Leonard Pitts Jr.
The coroner says he called it homicide only because he had no choice.
Under Ohio law, he explained, his only other options were to categorize the death as accidental, natural or suicide. None of those, he felt, adequately accounted for how Nathaniel Jones died — i.e., after being beaten with nightsticks wielded by Cincinnati police officers.
The officers say they were only seeking to subdue the 41-year-old black man after he began acting strangely — dancing and barking out numbers — and then became combative during an encounter outside a fast-food restaurant.
Video of the Nov. 30 beating, captured by a camera in a police cruiser, has been played on television nonstop, heightening racial tension in a city where tension doesn’t need the help — a city that, two years ago, endured days of street violence after police shot to death an unarmed black man. Last week’s ruling by Coroner Carl Parrott appears to have only splashed gasoline on this latest fire.
This, even though the doctor took pains to stress that the term “homicide” was not meant to suggest “hostile or malign intent.” Jones, he pointed out, bore only superficial bruises on his lower body from the beating. Far more important in determining a cause of death were the facts that he weighed 350 pounds, had heart disease and high blood pressure, and was on cocaine and PCP. The coroner ruled that Jones died, in essence, because his heart couldn’t take the exertion.
Those caveats aside, Cincinnati police are infuriated by the word “homicide.” Local activists, on the other hand, say it bolsters their contention that Jones was just the latest black man brutalized by police.
I understand their anger. My problem is that I also understand PCP, having lived in Los Angeles during the years that city became the epicenter of its illicit production and use.
PCP is phencyclidine hydrochloride, an animal tranquilizer we knew as angel dust. We also knew that people who were “dusted” might dance naked in the middle of busy intersections or hurl themselves from skyscrapers believing they could fly. PCP users sometimes seemed to possess a freakish strength, an impression created by the fact that the drug leaves some people in a violent, agitated state while simultaneously desensitizing them to pain.
That would be a dangerous combination in a man who only weighed 120 pounds.
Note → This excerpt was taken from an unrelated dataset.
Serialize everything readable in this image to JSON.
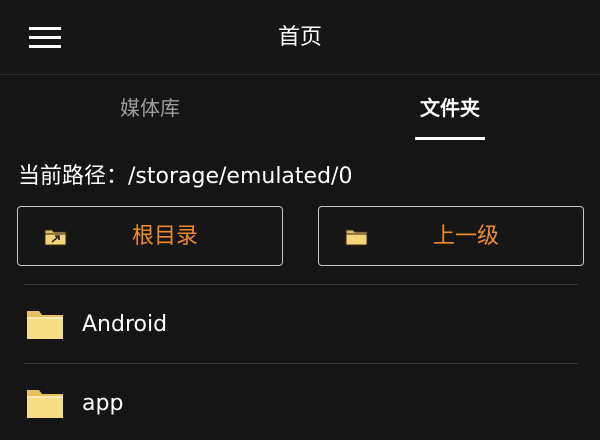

Consider it in a man Jones’ size and it offers a certain context for the images captured on that video. Might even induce a fair observer to give police the benefit of the doubt.
Of course, where police and black people are concerned, many would say there can be no benefit because there is no doubt: the police are racist, the police are unjust, the police do not value black life as highly as white. End of story.
Except that it’s not. For all the many valid reasons black people have to distrust the police, it’s a mistake to automatically presume malfeasance on the part of every officer in every encounter. To do that is to put the good cop on the defensive and give the bad cop no incentive to change. Worse, it undercuts black moral authority, undermines the argument it purports to advance, makes anger seem not righteous, but reflexive.
The facts as they stand simply do not justify adding this case to the dishonor roll of police misconduct. Jones did not have his head broken like Rodney King. He was not sodomized with a stick like Abner Louima. He was not executed in a doorway like Amadou Diallo. He was, in the final analysis, a morbidly obese man with a diseased heart and high blood pressure who chose to use cocaine, chose to use PCP and then, under their influence, chose to slug it out with cops.
Which is why, from where I sit, there is no choice but to reach a very different conclusion than the coroner: Nathaniel Jones committed suicide.
Leonard Pitts is a columnist for the Miami Herald.